dasher, and in recovering it his hat fell off; shame
kept him silent for the rest of the ride.
I begged Alice to propose no more
rides with Cousin Bill. That night he composed
a letter which he sent me by Charlotte early the next
“Why, Charlotte, what nonsense is this?”
“I expect,” she answered
sympathizingly, “that it is an offer of his
hand and heart.”
“Don’t mention it, Charlotte.”
“Never while I have breath.”
In an hour she told Phoebe, who told
Alice, who told Charles, and there it ended.
It was an offer, as Charlotte predicted. My first!
I was crestfallen! I wrote a reply, waited till
everybody had gone to breakfast, and slipping into
his room, pinned it to the pincushion. In the
evening he asked if I ever sang “Should these
fond hopes e’er forsake thee." I gave him
the “Pirate’s Serenade” instead,
which his mother declared beautiful. I saw Alice
and Charles laughing, and could hardly help joining
them, when I looked at Bill, in whose countenance
relief and grief were mingled.
It was a satisfaction to us when they
went away. Their visit was shortened, I suspected,
by the representations Bill made to his mother.
She said, “Good-by,” with coldness; but
he shook hands with me, and said it was all right
The day they went I had a letter from
father which informed me that mother would not come
to Rosville. He reminded me that I had been in
Rosville over a year. “I am going home soon,”
I said to myself, putting away the letter. It
was a summer day, bright and hot. Alice, busy
all day, complained of fatigue and went to bed soon
after tea. The windows were open and the house
was perfumed with odors from the garden. At twilight
I went out and walked under the elms, whose pendant
boughs were motionless. I watched the stars as
they came out one by one above the pale green ring
of the horizon and glittered in the evening sky, which
darkened slowly. I was coming up the gravel walk
when I heard a step at the upper end of it which arrested
me. I recognized it, and slipped behind a tree
to wait till it should pass by me; but it ceased,
and I saw Charles pulling off a twig of the tree,
which brushed against his face. Presently he sprang
round the tree, caught me, and held me fast.

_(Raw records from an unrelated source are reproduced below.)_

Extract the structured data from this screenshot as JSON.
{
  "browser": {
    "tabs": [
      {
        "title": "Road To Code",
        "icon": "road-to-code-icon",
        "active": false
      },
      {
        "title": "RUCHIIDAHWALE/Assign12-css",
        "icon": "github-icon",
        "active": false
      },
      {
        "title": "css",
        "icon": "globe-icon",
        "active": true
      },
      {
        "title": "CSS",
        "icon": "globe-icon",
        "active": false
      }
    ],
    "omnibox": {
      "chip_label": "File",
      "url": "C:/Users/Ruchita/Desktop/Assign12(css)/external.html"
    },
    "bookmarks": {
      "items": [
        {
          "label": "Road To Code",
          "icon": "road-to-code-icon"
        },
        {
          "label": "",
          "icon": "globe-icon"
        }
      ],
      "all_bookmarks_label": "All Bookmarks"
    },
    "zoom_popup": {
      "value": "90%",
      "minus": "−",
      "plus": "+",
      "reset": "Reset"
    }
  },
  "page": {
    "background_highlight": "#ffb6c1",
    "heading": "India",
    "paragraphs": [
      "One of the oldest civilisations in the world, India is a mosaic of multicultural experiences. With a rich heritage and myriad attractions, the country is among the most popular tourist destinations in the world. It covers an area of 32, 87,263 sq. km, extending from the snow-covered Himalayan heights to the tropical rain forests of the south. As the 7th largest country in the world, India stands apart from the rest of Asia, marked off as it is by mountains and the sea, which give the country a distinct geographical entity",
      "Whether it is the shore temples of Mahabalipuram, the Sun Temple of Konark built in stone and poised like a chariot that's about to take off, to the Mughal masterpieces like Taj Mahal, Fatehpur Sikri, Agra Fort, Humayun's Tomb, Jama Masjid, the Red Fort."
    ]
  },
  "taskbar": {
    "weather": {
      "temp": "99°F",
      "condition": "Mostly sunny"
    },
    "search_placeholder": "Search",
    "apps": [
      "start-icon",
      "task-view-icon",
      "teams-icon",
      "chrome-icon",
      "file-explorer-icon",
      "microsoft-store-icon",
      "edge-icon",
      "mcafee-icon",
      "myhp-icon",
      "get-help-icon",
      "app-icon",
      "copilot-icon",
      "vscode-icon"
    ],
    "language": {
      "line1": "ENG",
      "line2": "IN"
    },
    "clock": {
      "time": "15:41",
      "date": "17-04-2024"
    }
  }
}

“I am glad you are here, my
darling. Do you smell the roses?”
“Yes; let me go.”
“Not till you tell me one thing. Why do
you stay in Rosville?”
The baby gave a loud cry in Alice’s
chamber which resounded through the garden.
“Go and take care of your baby,”
I said roughly, “and not busy yourself with
“Cassandra,” he said,
with a menacing voice, “how dare you defy me?
How dare you tempt me?”
I put my hand on his arm. “Charles,
is love a matter of temperament?”
“Are you mad? It is life it
is heaven it is hell.”
“There is something in this
soft, beautiful, odorous night that makes one mad.
Still I shall not say to you what you once said to
“Ah! you do not forget those words ’I
Some one came down the lane which
ran behind the garden whistling an opera air.
“There is your Providence,”
he said quietly, resting his hand against the tree.
I ran round to the front piazza, just
as Ben Somers turned out of the lane, and called him.
“I have wandered all over Rosville
since sunset,” he said “and at last struck
upon that lane. To whom does it belong?”
“It is ours, and the horses are exercised there.”
such a night,
Troilus, methinks, mounted the Trojan
And sighed his soul towards the Grecian
Where Cressid lay that night.’”
such a night,
Stood Dido with a willow in her hand,
Upon the wild sea banks, and waved her
To come again to Carthage.’”
“Talk to me about Surrey, Cassandra.”
“Not a word.”
“Why did you call me?”
“To see what mood you were in.”
“How disagreeable you are!
What is the use of venturing one’s mood with